Minnesota Architecture: St. John’s Abbey Church
Today’s selection for our Celebrating Minnesota Architecture series seems both modern and timeless as it approaches its 50th anniversary.
St. John’s Abbey Church
Image courtesy of Chris Hudson
Chris Hudson, who has quite a bit of experience with architecture, brings us this nomination:
As the editor of Architecture Minnesota magazine, I’ve had the good fortune of seeing a great many Minnesota landmarks up close, and far and away the one that’s made the deepest impression on me is Marcel Breuer’s Abbey Church at St. John’s. Not a surprising choice, I know. This image by photographer Paul Crosby captures both the breathtaking volume of the interior and how that monumentality somehow becomes intimate with the rich texture and patterns of the board-formed concrete. I could sit in this church for days.
St. John’s celebrates the 50th anniversary of the Abbey Church’s dedication this fall. On the one hand, it’s hard to believe anything so thoroughly modern could be a half-century old. On the other, this landmark has the air of timelessness, of something much older.
The St. John’s website has this to add:
The Saint John’s Abbey and University Church was designed by the Hungarian architect and former member of the Bauhaus, Marcel Breuer (1902-1981). Mr. Breuer joined Walter Gropius at Harvard in 1937 and worked there as an associate professor until 1946. On his own in New York, Breuer saw a practice that had been essentially residential finally expand into institutional buildings with the UNESCO Headquarters commission in Paris in 1952.

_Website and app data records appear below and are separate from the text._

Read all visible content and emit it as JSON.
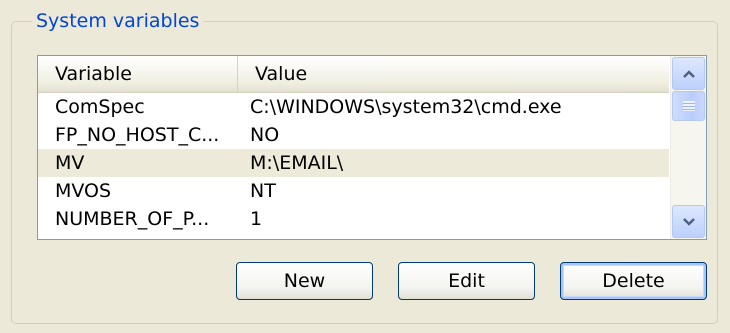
{
  "group": {
    "title": "System variables"
  },
  "listview": {
    "columns": [
      {
        "label": "Variable"
      },
      {
        "label": "Value"
      }
    ],
    "rows": [
      {
        "variable": "ComSpec",
        "value": "C:\\WINDOWS\\system32\\cmd.exe",
        "selected": false
      },
      {
        "variable": "FP_NO_HOST_C...",
        "value": "NO",
        "selected": false
      },
      {
        "variable": "MV",
        "value": "M:\\EMAIL\\",
        "selected": true
      },
      {
        "variable": "MVOS",
        "value": "NT",
        "selected": false
      },
      {
        "variable": "NUMBER_OF_P...",
        "value": "1",
        "selected": false
      }
    ],
    "scrollbar": {
      "position_fraction": 0.0,
      "up_icon": "chevron-up-icon",
      "down_icon": "chevron-down-icon"
    }
  },
  "buttons": {
    "new_label": "New",
    "edit_label": "Edit",
    "delete_label": "Delete"
  },
  "colors": {
    "group_title": "#0046d5",
    "selection": "#edead9",
    "button_border": "#003c74",
    "background": "#ece9d8"
  }
}
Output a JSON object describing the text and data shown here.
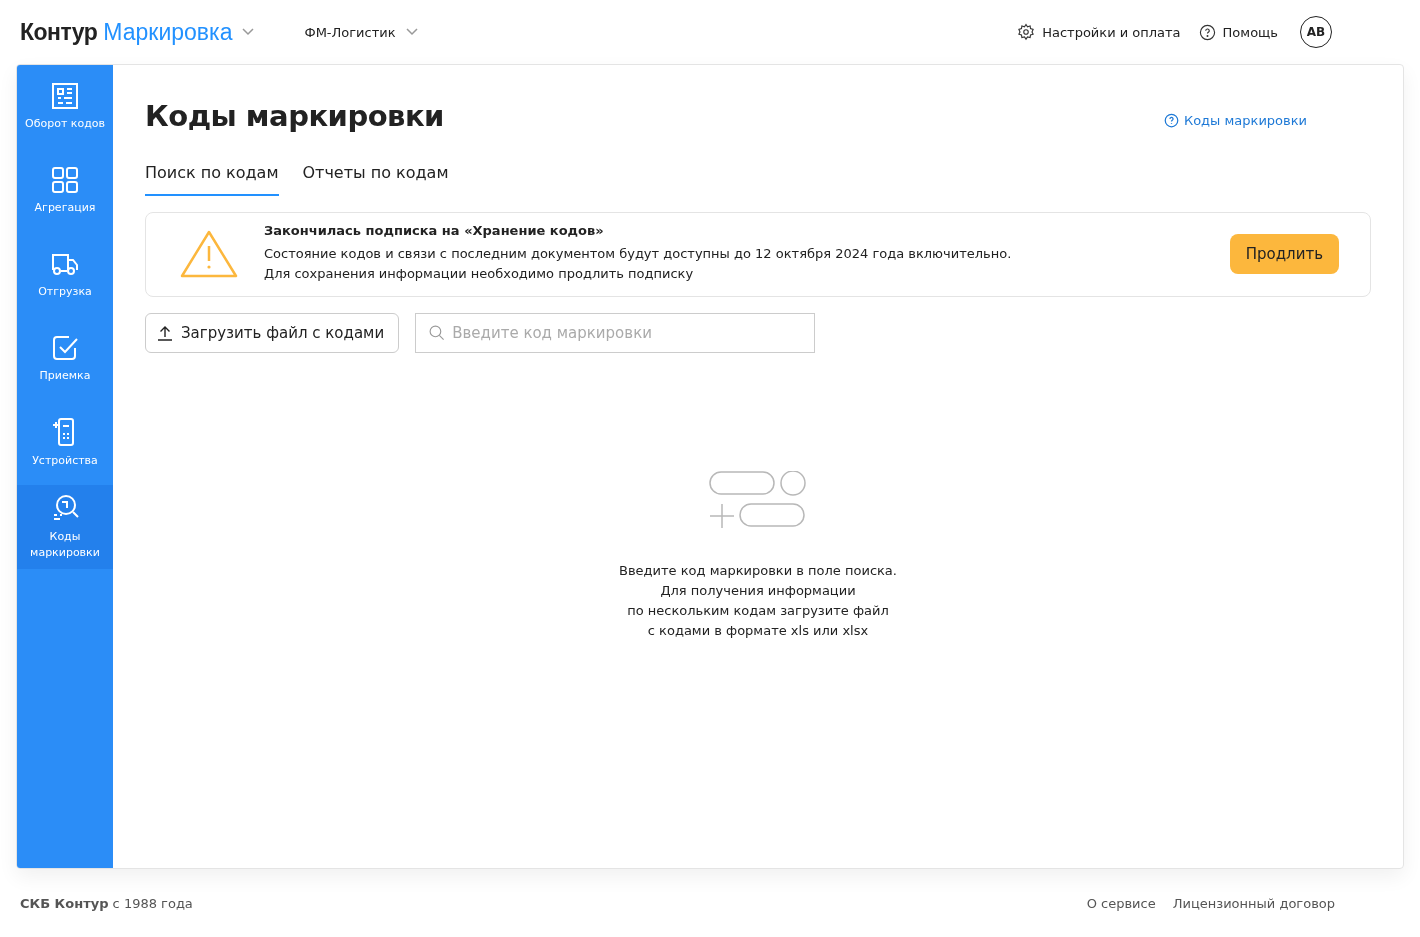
{
  "header": {
    "brand": "Контур",
    "product": "Маркировка",
    "organization": "ФМ-Логистик",
    "links": [
      {
        "kind": "settings",
        "label": "Настройки и оплата"
      },
      {
        "kind": "help",
        "label": "Помощь"
      }
    ],
    "avatar": "АВ"
  },
  "sidebar": {
    "items": [
      {
        "kind": "codes",
        "label": "Оборот кодов",
        "selected": false
      },
      {
        "kind": "aggregation",
        "label": "Агрегация",
        "selected": false
      },
      {
        "kind": "shipment",
        "label": "Отгрузка",
        "selected": false
      },
      {
        "kind": "acceptance",
        "label": "Приемка",
        "selected": false
      },
      {
        "kind": "devices",
        "label": "Устройства",
        "selected": false
      },
      {
        "kind": "search",
        "label": "Коды маркировки",
        "selected": true
      }
    ]
  },
  "page": {
    "title": "Коды маркировки",
    "help_link": "Коды маркировки",
    "tabs": [
      {
        "label": "Поиск по кодам",
        "selected": true
      },
      {
        "label": "Отчеты по кодам",
        "selected": false
      }
    ],
    "alert": {
      "title": "Закончилась подписка на «Хранение кодов»",
      "text": "Состояние кодов и связи с последним документом будут доступны до 12 октября 2024 года включительно.\nДля сохранения информации необходимо продлить подписку",
      "action": "Продлить"
    },
    "upload_button": "Загрузить файл с кодами",
    "search": {
      "placeholder": "Введите код маркировки"
    },
    "empty_text": "Введите код маркировки в поле поиска.\nДля получения информации\nпо нескольким кодам загрузите файл\nс кодами в формате xls или xlsx"
  },
  "footer": {
    "copyright": "**СКБ Контур** с 1988 года",
    "links": [
      "О сервисе",
      "Лицензионный договор"
    ]
  }
}
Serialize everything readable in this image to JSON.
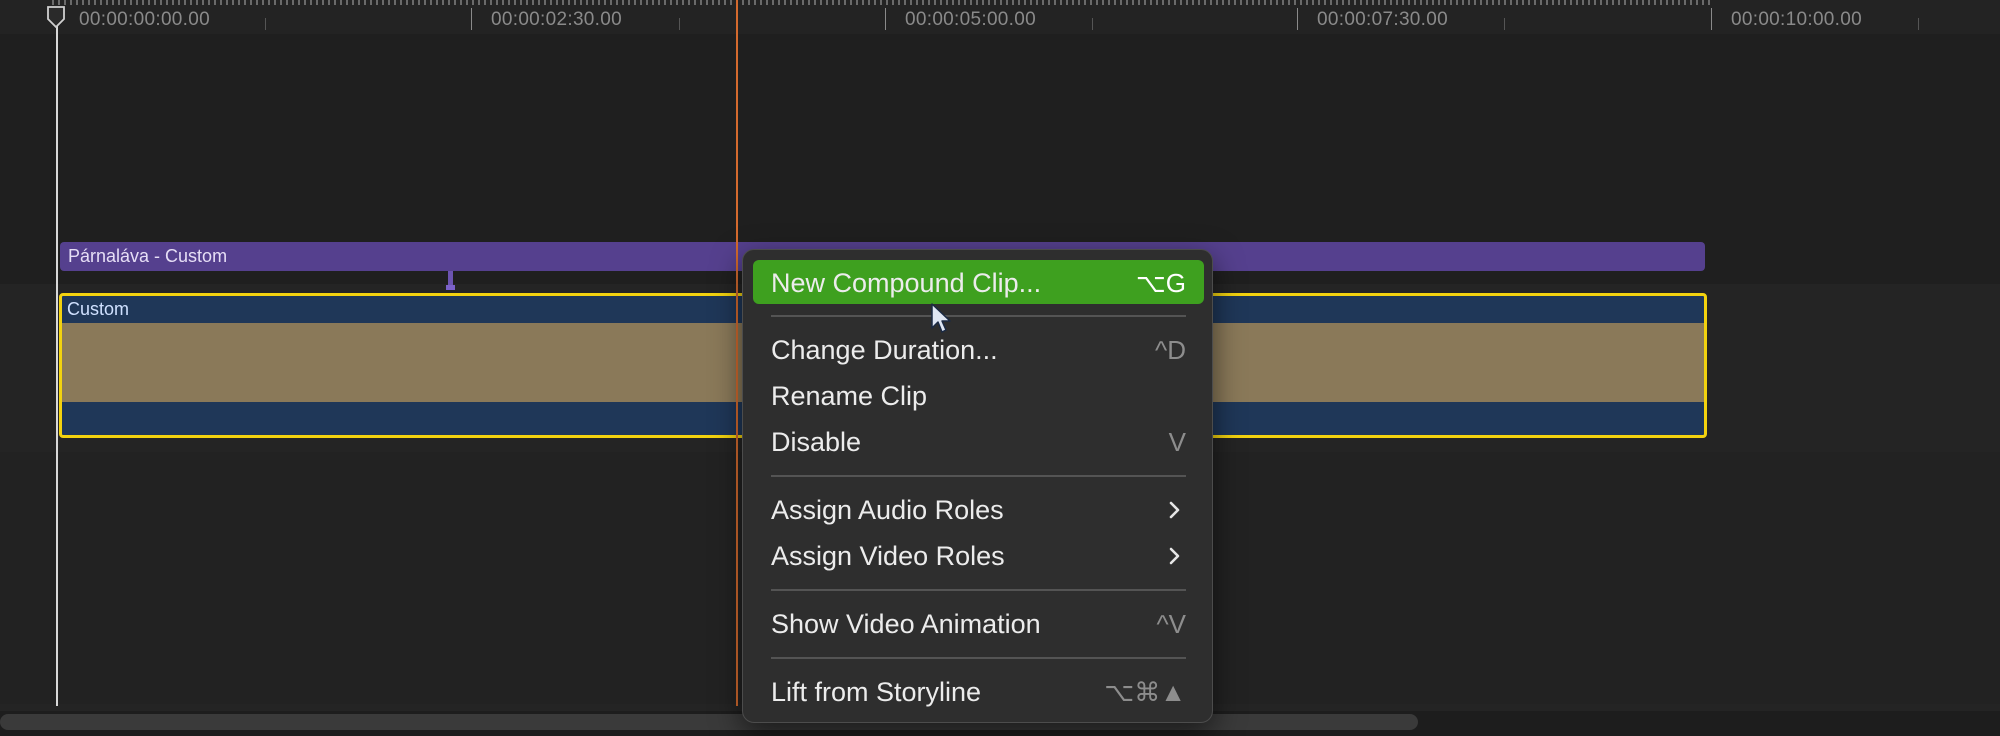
{
  "ruler": {
    "timecodes": [
      "00:00:00:00.00",
      "00:00:02:30.00",
      "00:00:05:00.00",
      "00:00:07:30.00",
      "00:00:10:00.00"
    ]
  },
  "timeline": {
    "connected_clip_label": "Párnaláva - Custom",
    "primary_clip_label": "Custom"
  },
  "context_menu": {
    "new_compound_clip": {
      "label": "New Compound Clip...",
      "shortcut": "⌥G"
    },
    "change_duration": {
      "label": "Change Duration...",
      "shortcut": "^D"
    },
    "rename_clip": {
      "label": "Rename Clip"
    },
    "disable": {
      "label": "Disable",
      "shortcut": "V"
    },
    "assign_audio_roles": {
      "label": "Assign Audio Roles"
    },
    "assign_video_roles": {
      "label": "Assign Video Roles"
    },
    "show_video_animation": {
      "label": "Show Video Animation",
      "shortcut": "^V"
    },
    "lift_from_storyline": {
      "label": "Lift from Storyline",
      "shortcut": "⌥⌘▲"
    }
  },
  "colors": {
    "highlight": "#3ea01f",
    "selection_border": "#f2d20f",
    "connected_clip": "#55408e",
    "skimmer": "#d46a2e"
  }
}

In December 1950, Abbot Baldwin Dworschak, OSB, newly elected sixth abbot of Saint John’s, made a bold and visionary decision resulting in what one art historian has called “a milestone in the evolution of the architecture of the Catholic Church in this country.” He contacted twelve prestigious architects — among them was Marcel Breuer. Abbot Baldwin asked the architects to submit a comprehensive building design for the second century of Saint John’s.
As part of his specifications, Abbot Baldwin required a design for “building a church which will be truly an architectural monument to the service of God.” He explained, “The Benedictine tradition at its best challenges us to think boldly and to cast our ideals in forms which will be valid for centuries to come….”
The monks of Saint John’s Abbey chose Marcel Breuer. On January 28, 1954, he brought the drawings, models and books for the comprehensive 100-year plan before a meeting of the monastic community. Shortly thereafter, it was announced that building an addition to the monastic quarters would begin in the spring of 1954 and a church would follow. Construction of the church lasted from May 19, 1958, to August 24, 1961.